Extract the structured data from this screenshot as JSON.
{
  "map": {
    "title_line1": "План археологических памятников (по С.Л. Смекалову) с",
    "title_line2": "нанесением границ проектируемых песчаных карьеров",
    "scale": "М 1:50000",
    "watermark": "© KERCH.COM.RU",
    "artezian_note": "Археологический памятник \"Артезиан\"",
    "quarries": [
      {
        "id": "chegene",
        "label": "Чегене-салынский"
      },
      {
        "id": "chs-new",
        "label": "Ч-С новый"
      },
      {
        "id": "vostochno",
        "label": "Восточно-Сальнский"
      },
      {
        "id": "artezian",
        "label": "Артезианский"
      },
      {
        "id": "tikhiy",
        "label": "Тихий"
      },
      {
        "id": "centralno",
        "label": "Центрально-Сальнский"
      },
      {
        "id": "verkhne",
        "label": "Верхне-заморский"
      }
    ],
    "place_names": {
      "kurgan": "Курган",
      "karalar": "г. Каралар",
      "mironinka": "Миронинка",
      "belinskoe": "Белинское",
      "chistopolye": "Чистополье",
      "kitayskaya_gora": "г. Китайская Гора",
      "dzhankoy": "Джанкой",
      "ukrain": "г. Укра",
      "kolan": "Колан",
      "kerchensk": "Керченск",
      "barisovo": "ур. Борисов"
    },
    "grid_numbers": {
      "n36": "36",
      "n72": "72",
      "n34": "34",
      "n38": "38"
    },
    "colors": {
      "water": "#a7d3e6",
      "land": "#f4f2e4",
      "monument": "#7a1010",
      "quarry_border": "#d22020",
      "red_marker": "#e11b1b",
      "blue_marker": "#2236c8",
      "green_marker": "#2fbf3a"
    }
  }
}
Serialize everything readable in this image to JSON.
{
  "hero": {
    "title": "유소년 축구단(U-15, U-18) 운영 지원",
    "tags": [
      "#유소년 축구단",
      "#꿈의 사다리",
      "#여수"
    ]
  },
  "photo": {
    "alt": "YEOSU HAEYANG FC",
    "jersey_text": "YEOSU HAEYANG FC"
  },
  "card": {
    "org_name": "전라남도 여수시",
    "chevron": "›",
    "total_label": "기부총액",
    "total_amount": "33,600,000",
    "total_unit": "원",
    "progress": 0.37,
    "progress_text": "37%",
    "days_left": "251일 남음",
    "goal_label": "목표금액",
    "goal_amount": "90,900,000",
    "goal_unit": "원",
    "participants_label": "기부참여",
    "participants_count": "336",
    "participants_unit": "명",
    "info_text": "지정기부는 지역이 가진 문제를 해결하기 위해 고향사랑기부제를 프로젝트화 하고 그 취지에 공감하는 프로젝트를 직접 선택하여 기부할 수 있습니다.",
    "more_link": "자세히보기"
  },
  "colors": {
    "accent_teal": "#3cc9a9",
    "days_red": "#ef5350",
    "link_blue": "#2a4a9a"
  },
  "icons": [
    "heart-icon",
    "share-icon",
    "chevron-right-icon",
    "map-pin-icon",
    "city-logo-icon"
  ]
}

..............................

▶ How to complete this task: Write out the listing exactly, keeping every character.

▶ Answer for the task:
Extract the structured data from this screenshot as JSON.
{
  "map": {
    "title_line1": "План археологических памятников (по С.Л. Смекалову) с",
    "title_line2": "нанесением границ проектируемых песчаных карьеров",
    "scale": "М 1:50000",
    "watermark": "© KERCH.COM.RU",
    "artezian_note": "Археологический памятник \"Артезиан\"",
    "quarries": [
      {
        "id": "chegene",
        "label": "Чегене-салынский"
      },
      {
        "id": "chs-new",
        "label": "Ч-С новый"
      },
      {
        "id": "vostochno",
        "label": "Восточно-Сальнский"
      },
      {
        "id": "artezian",
        "label": "Артезианский"
      },
      {
        "id": "tikhiy",
        "label": "Тихий"
      },
      {
        "id": "centralno",
        "label": "Центрально-Сальнский"
      },
      {
        "id": "verkhne",
        "label": "Верхне-заморский"
      }
    ],
    "place_names": {
      "kurgan": "Курган",
      "karalar": "г. Каралар",
      "mironinka": "Миронинка",
      "belinskoe": "Белинское",
      "chistopolye": "Чистополье",
      "kitayskaya_gora": "г. Китайская Гора",
      "dzhankoy": "Джанкой",
      "ukrain": "г. Укра",
      "kolan": "Колан",
      "kerchensk": "Керченск",
      "barisovo": "ур. Борисов"
    },
    "grid_numbers": {
      "n36": "36",
      "n72": "72",
      "n34": "34",
      "n38": "38"
    },
    "colors": {
      "water": "#a7d3e6",
      "land": "#f4f2e4",
      "monument": "#7a1010",
      "quarry_border": "#d22020",
      "red_marker": "#e11b1b",
      "blue_marker": "#2236c8",
      "green_marker": "#2fbf3a"
    }
  }
}
Serialize everything readable in this image to JSON.
{
  "hero": {
    "title": "유소년 축구단(U-15, U-18) 운영 지원",
    "tags": [
      "#유소년 축구단",
      "#꿈의 사다리",
      "#여수"
    ]
  },
  "photo": {
    "alt": "YEOSU HAEYANG FC",
    "jersey_text": "YEOSU HAEYANG FC"
  },
  "card": {
    "org_name": "전라남도 여수시",
    "chevron": "›",
    "total_label": "기부총액",
    "total_amount": "33,600,000",
    "total_unit": "원",
    "progress": 0.37,
    "progress_text": "37%",
    "days_left": "251일 남음",
    "goal_label": "목표금액",
    "goal_amount": "90,900,000",
    "goal_unit": "원",
    "participants_label": "기부참여",
    "participants_count": "336",
    "participants_unit": "명",
    "info_text": "지정기부는 지역이 가진 문제를 해결하기 위해 고향사랑기부제를 프로젝트화 하고 그 취지에 공감하는 프로젝트를 직접 선택하여 기부할 수 있습니다.",
    "more_link": "자세히보기"
  },
  "colors": {
    "accent_teal": "#3cc9a9",
    "days_red": "#ef5350",
    "link_blue": "#2a4a9a"
  },
  "icons": [
    "heart-icon",
    "share-icon",
    "chevron-right-icon",
    "map-pin-icon",
    "city-logo-icon"
  ]
}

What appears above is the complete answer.